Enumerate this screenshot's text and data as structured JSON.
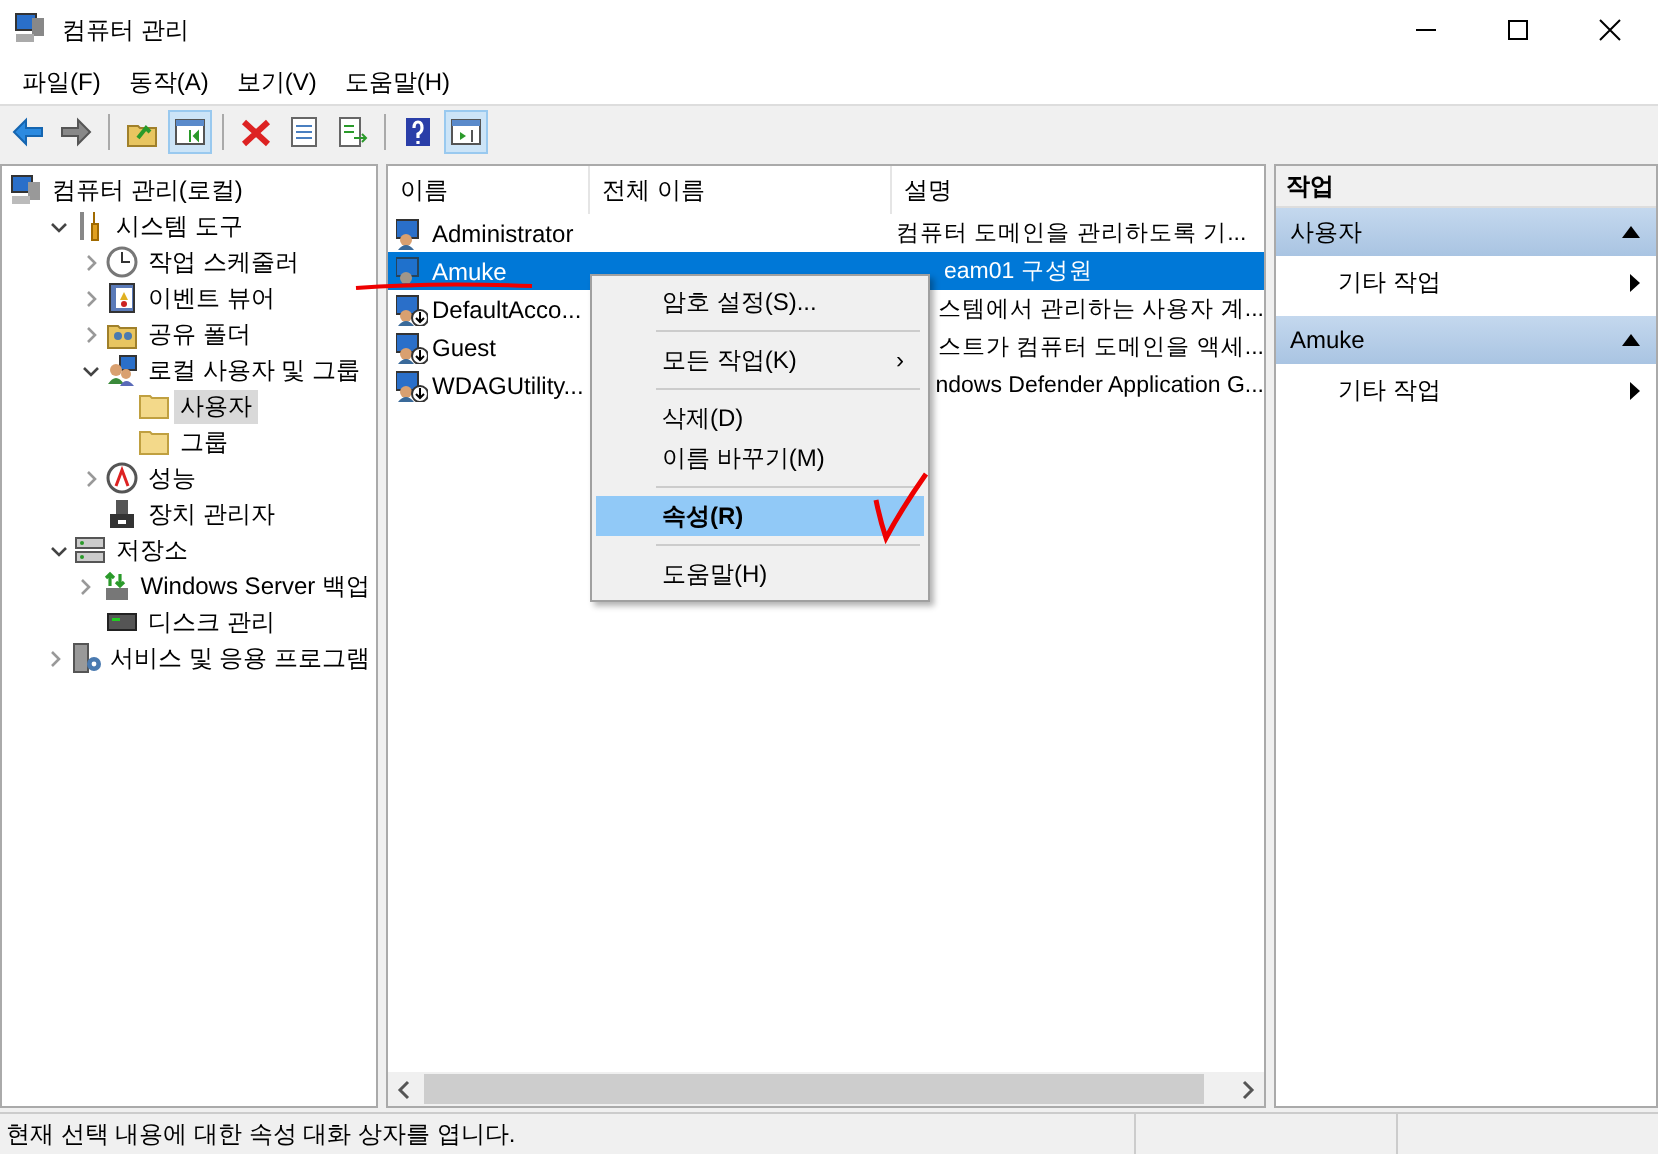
{
  "window": {
    "title": "컴퓨터 관리"
  },
  "menu_bar": [
    "파일(F)",
    "동작(A)",
    "보기(V)",
    "도움말(H)"
  ],
  "toolbar": [
    [
      {
        "kind": "back",
        "pressed": false
      },
      {
        "kind": "forward",
        "pressed": false
      }
    ],
    [
      {
        "kind": "up",
        "pressed": false
      },
      {
        "kind": "tree",
        "pressed": true
      }
    ],
    [
      {
        "kind": "delete",
        "pressed": false
      },
      {
        "kind": "properties",
        "pressed": false
      },
      {
        "kind": "export",
        "pressed": false
      }
    ],
    [
      {
        "kind": "help",
        "pressed": false
      },
      {
        "kind": "actions",
        "pressed": true
      }
    ]
  ],
  "tree": [
    {
      "label": "컴퓨터 관리(로컬)",
      "kind": "computer",
      "selected": false,
      "children": [
        {
          "label": "시스템 도구",
          "kind": "tools",
          "selected": false,
          "expanded": true,
          "children": [
            {
              "label": "작업 스케줄러",
              "kind": "clock",
              "selected": false,
              "expanded": false
            },
            {
              "label": "이벤트 뷰어",
              "kind": "log",
              "selected": false,
              "expanded": false
            },
            {
              "label": "공유 폴더",
              "kind": "share",
              "selected": false,
              "expanded": false
            },
            {
              "label": "로컬 사용자 및 그룹",
              "kind": "users",
              "selected": false,
              "expanded": true,
              "children": [
                {
                  "label": "사용자",
                  "kind": "folder",
                  "selected": true
                },
                {
                  "label": "그룹",
                  "kind": "folder",
                  "selected": false
                }
              ]
            },
            {
              "label": "성능",
              "kind": "gauge",
              "selected": false,
              "expanded": false
            },
            {
              "label": "장치 관리자",
              "kind": "device",
              "selected": false
            }
          ]
        },
        {
          "label": "저장소",
          "kind": "storage",
          "selected": false,
          "expanded": true,
          "children": [
            {
              "label": "Windows Server 백업",
              "kind": "backup",
              "selected": false,
              "expanded": false
            },
            {
              "label": "디스크 관리",
              "kind": "disk",
              "selected": false
            }
          ]
        },
        {
          "label": "서비스 및 응용 프로그램",
          "kind": "services",
          "selected": false,
          "expanded": false
        }
      ]
    }
  ],
  "table": {
    "columns": [
      "이름",
      "전체 이름",
      "설명"
    ],
    "rows": [
      {
        "name": "Administrator",
        "description": "컴퓨터 도메인을 관리하도록 기...",
        "selected": false,
        "disabled": false,
        "covered": false
      },
      {
        "name": "Amuke",
        "description": "eam01 구성원",
        "selected": true,
        "disabled": false,
        "covered": true
      },
      {
        "name": "DefaultAcco...",
        "description": "스템에서 관리하는 사용자 계...",
        "selected": false,
        "disabled": true,
        "covered": true
      },
      {
        "name": "Guest",
        "description": "스트가 컴퓨터 도메인을 액세...",
        "selected": false,
        "disabled": true,
        "covered": true
      },
      {
        "name": "WDAGUtility...",
        "description": "ndows Defender Application G...",
        "selected": false,
        "disabled": true,
        "covered": true
      }
    ]
  },
  "context_menu": [
    [
      {
        "label": "암호 설정(S)...",
        "selected": false,
        "default": false
      }
    ],
    [
      {
        "label": "모든 작업(K)",
        "selected": false,
        "default": false,
        "submenu": "›"
      }
    ],
    [
      {
        "label": "삭제(D)",
        "selected": false,
        "default": false
      },
      {
        "label": "이름 바꾸기(M)",
        "selected": false,
        "default": false
      }
    ],
    [
      {
        "label": "속성(R)",
        "selected": true,
        "default": true
      }
    ],
    [
      {
        "label": "도움말(H)",
        "selected": false,
        "default": false
      }
    ]
  ],
  "actions": {
    "title": "작업",
    "sections": [
      {
        "title": "사용자",
        "expanded": true,
        "items": [
          "기타 작업"
        ]
      },
      {
        "title": "Amuke",
        "expanded": true,
        "items": [
          "기타 작업"
        ]
      }
    ]
  },
  "status_bar": "현재 선택 내용에 대한 속성 대화 상자를 엽니다."
}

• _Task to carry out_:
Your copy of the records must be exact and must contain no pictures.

• _Task solution_:
Enumerate this screenshot's text and data as structured JSON.
{
  "window": {
    "title": "컴퓨터 관리"
  },
  "menu_bar": [
    "파일(F)",
    "동작(A)",
    "보기(V)",
    "도움말(H)"
  ],
  "toolbar": [
    [
      {
        "kind": "back",
        "pressed": false
      },
      {
        "kind": "forward",
        "pressed": false
      }
    ],
    [
      {
        "kind": "up",
        "pressed": false
      },
      {
        "kind": "tree",
        "pressed": true
      }
    ],
    [
      {
        "kind": "delete",
        "pressed": false
      },
      {
        "kind": "properties",
        "pressed": false
      },
      {
        "kind": "export",
        "pressed": false
      }
    ],
    [
      {
        "kind": "help",
        "pressed": false
      },
      {
        "kind": "actions",
        "pressed": true
      }
    ]
  ],
  "tree": [
    {
      "label": "컴퓨터 관리(로컬)",
      "kind": "computer",
      "selected": false,
      "children": [
        {
          "label": "시스템 도구",
          "kind": "tools",
          "selected": false,
          "expanded": true,
          "children": [
            {
              "label": "작업 스케줄러",
              "kind": "clock",
              "selected": false,
              "expanded": false
            },
            {
              "label": "이벤트 뷰어",
              "kind": "log",
              "selected": false,
              "expanded": false
            },
            {
              "label": "공유 폴더",
              "kind": "share",
              "selected": false,
              "expanded": false
            },
            {
              "label": "로컬 사용자 및 그룹",
              "kind": "users",
              "selected": false,
              "expanded": true,
              "children": [
                {
                  "label": "사용자",
                  "kind": "folder",
                  "selected": true
                },
                {
                  "label": "그룹",
                  "kind": "folder",
                  "selected": false
                }
              ]
            },
            {
              "label": "성능",
              "kind": "gauge",
              "selected": false,
              "expanded": false
            },
            {
              "label": "장치 관리자",
              "kind": "device",
              "selected": false
            }
          ]
        },
        {
          "label": "저장소",
          "kind": "storage",
          "selected": false,
          "expanded": true,
          "children": [
            {
              "label": "Windows Server 백업",
              "kind": "backup",
              "selected": false,
              "expanded": false
            },
            {
              "label": "디스크 관리",
              "kind": "disk",
              "selected": false
            }
          ]
        },
        {
          "label": "서비스 및 응용 프로그램",
          "kind": "services",
          "selected": false,
          "expanded": false
        }
      ]
    }
  ],
  "table": {
    "columns": [
      "이름",
      "전체 이름",
      "설명"
    ],
    "rows": [
      {
        "name": "Administrator",
        "description": "컴퓨터 도메인을 관리하도록 기...",
        "selected": false,
        "disabled": false,
        "covered": false
      },
      {
        "name": "Amuke",
        "description": "eam01 구성원",
        "selected": true,
        "disabled": false,
        "covered": true
      },
      {
        "name": "DefaultAcco...",
        "description": "스템에서 관리하는 사용자 계...",
        "selected": false,
        "disabled": true,
        "covered": true
      },
      {
        "name": "Guest",
        "description": "스트가 컴퓨터 도메인을 액세...",
        "selected": false,
        "disabled": true,
        "covered": true
      },
      {
        "name": "WDAGUtility...",
        "description": "ndows Defender Application G...",
        "selected": false,
        "disabled": true,
        "covered": true
      }
    ]
  },
  "context_menu": [
    [
      {
        "label": "암호 설정(S)...",
        "selected": false,
        "default": false
      }
    ],
    [
      {
        "label": "모든 작업(K)",
        "selected": false,
        "default": false,
        "submenu": "›"
      }
    ],
    [
      {
        "label": "삭제(D)",
        "selected": false,
        "default": false
      },
      {
        "label": "이름 바꾸기(M)",
        "selected": false,
        "default": false
      }
    ],
    [
      {
        "label": "속성(R)",
        "selected": true,
        "default": true
      }
    ],
    [
      {
        "label": "도움말(H)",
        "selected": false,
        "default": false
      }
    ]
  ],
  "actions": {
    "title": "작업",
    "sections": [
      {
        "title": "사용자",
        "expanded": true,
        "items": [
          "기타 작업"
        ]
      },
      {
        "title": "Amuke",
        "expanded": true,
        "items": [
          "기타 작업"
        ]
      }
    ]
  },
  "status_bar": "현재 선택 내용에 대한 속성 대화 상자를 엽니다."
}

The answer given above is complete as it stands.